As has been widely reported, the 2009 Economic Stimulus Act includes some strict limits on compensation for top executives of recipients of funds from the "Troubled Assets Relief Program" (TARP). A TARP funds recipient cannot a) deduct (for tax purposes) compensation to its top executives that exceed $500,000; b) make a golden parachute payment to top executives; and c) pay a bonus to top executives. These restrictions will continue until the TARP recipient meets all of the financial obligations under TARP, the main obligation being the repayment to the government of the TARP funds.
Everyone would hope that the repayment would come soon (although a quick repayment is looking less and less likely). But, James Shanley (Masuda, Funai's Of Counsel attorney specializing in tax law) believes that the end of the TARP limits may not be the end of restrictions on compensation. James notes that the TARP restrictions not only deal with the amount and type of compensation, but also set forth guidelines and procedures on establishing compensation levels and recovering compensation.

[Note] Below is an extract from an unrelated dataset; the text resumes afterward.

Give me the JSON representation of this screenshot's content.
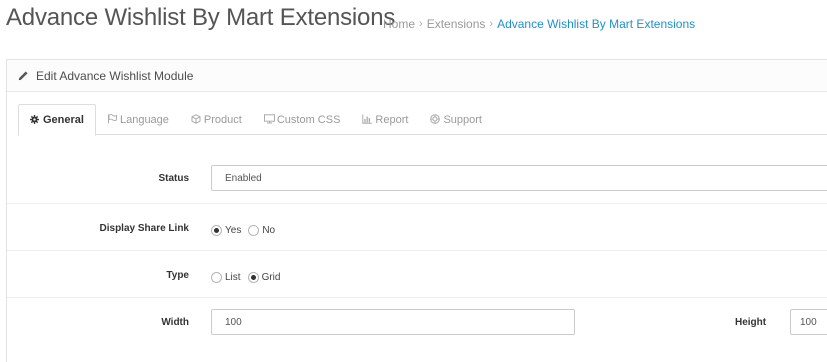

For example, a TARP recipient is required to recover compensation to a top executive if the payment was based on statements of earnings, revenues, gains, or other criteria later found to be materially inaccurate. This "claw back" is likely a response to public outrage against payments made to individuals who placed risky bets that produced short-term profits but now have been shown to threaten the survival of their employer.

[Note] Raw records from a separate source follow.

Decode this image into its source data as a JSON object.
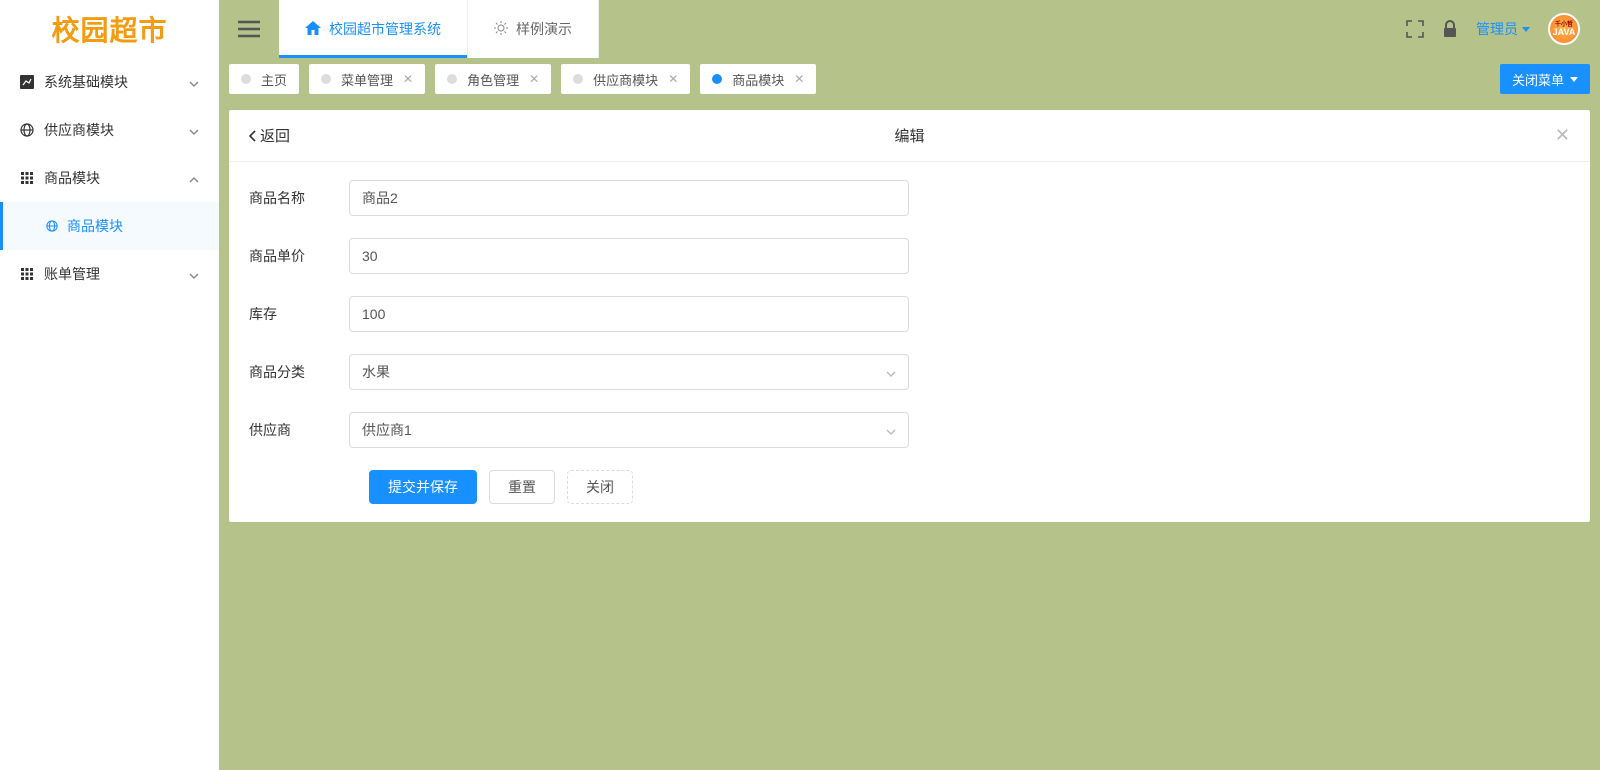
{
  "logo": "校园超市",
  "header": {
    "tabs": [
      {
        "label": "校园超市管理系统",
        "active": true
      },
      {
        "label": "样例演示",
        "active": false
      }
    ],
    "user": "管理员",
    "avatar": "JAVA",
    "avatar_sub": "千小哲"
  },
  "sidebar": {
    "items": [
      {
        "label": "系统基础模块",
        "icon": "dashboard",
        "expand": "down"
      },
      {
        "label": "供应商模块",
        "icon": "globe",
        "expand": "down"
      },
      {
        "label": "商品模块",
        "icon": "grid",
        "expand": "up"
      },
      {
        "label": "账单管理",
        "icon": "grid",
        "expand": "down"
      }
    ],
    "sub": {
      "label": "商品模块"
    }
  },
  "tabs": [
    {
      "label": "主页",
      "closable": false,
      "active": false
    },
    {
      "label": "菜单管理",
      "closable": true,
      "active": false
    },
    {
      "label": "角色管理",
      "closable": true,
      "active": false
    },
    {
      "label": "供应商模块",
      "closable": true,
      "active": false
    },
    {
      "label": "商品模块",
      "closable": true,
      "active": true
    }
  ],
  "close_menu": "关闭菜单",
  "panel": {
    "back": "返回",
    "title": "编辑"
  },
  "form": {
    "name_label": "商品名称",
    "name_value": "商品2",
    "price_label": "商品单价",
    "price_value": "30",
    "stock_label": "库存",
    "stock_value": "100",
    "category_label": "商品分类",
    "category_value": "水果",
    "supplier_label": "供应商",
    "supplier_value": "供应商1",
    "submit": "提交并保存",
    "reset": "重置",
    "close": "关闭"
  }
}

A TARP recipient is also prohibited from establishing any compensation plan that encourages manipulation of reported earnings of the TARP recipient to enhance compensation of its employees. The economic downturn has revealed instances of such manipulation that rewarded employees for risky and questionable decisions.
A TARP recipient must adopt company-wide policies regarding excessive or luxury expenditures, such as entertainment, office renovations, and other unreasonable expenditures. Publicly traded TARP recipients must comply with disclosure rules of the Securities and Exchange Commission and permit a nonbinding shareholder vote to approve executive compensation.
A TARP recipient must also establish a Board Compensation Committee of independent directors to evaluate employee compensation. (If the TARP recipient is private and has received less than $25,000,000 of TARP funds, the Board of Directors can perform this responsibility.) Another problem that the downturn has revealed is the pattern of excessive payments to executives and employees authorized by their friends and associates on the Board.
James Shanley believes that even after the TARP funds are repaid and this recession is history (which can't be too soon), the guidelines and procedures for establishing compensation laid out by the 2009 Economic Stimulus Act may remain with us. The true test on the effectiveness and sustainability of the TARP compensation rules will be with the return of prosperity (which also can't be too soon). It will be interesting to see if James is correct and these restrictions and procedures survive.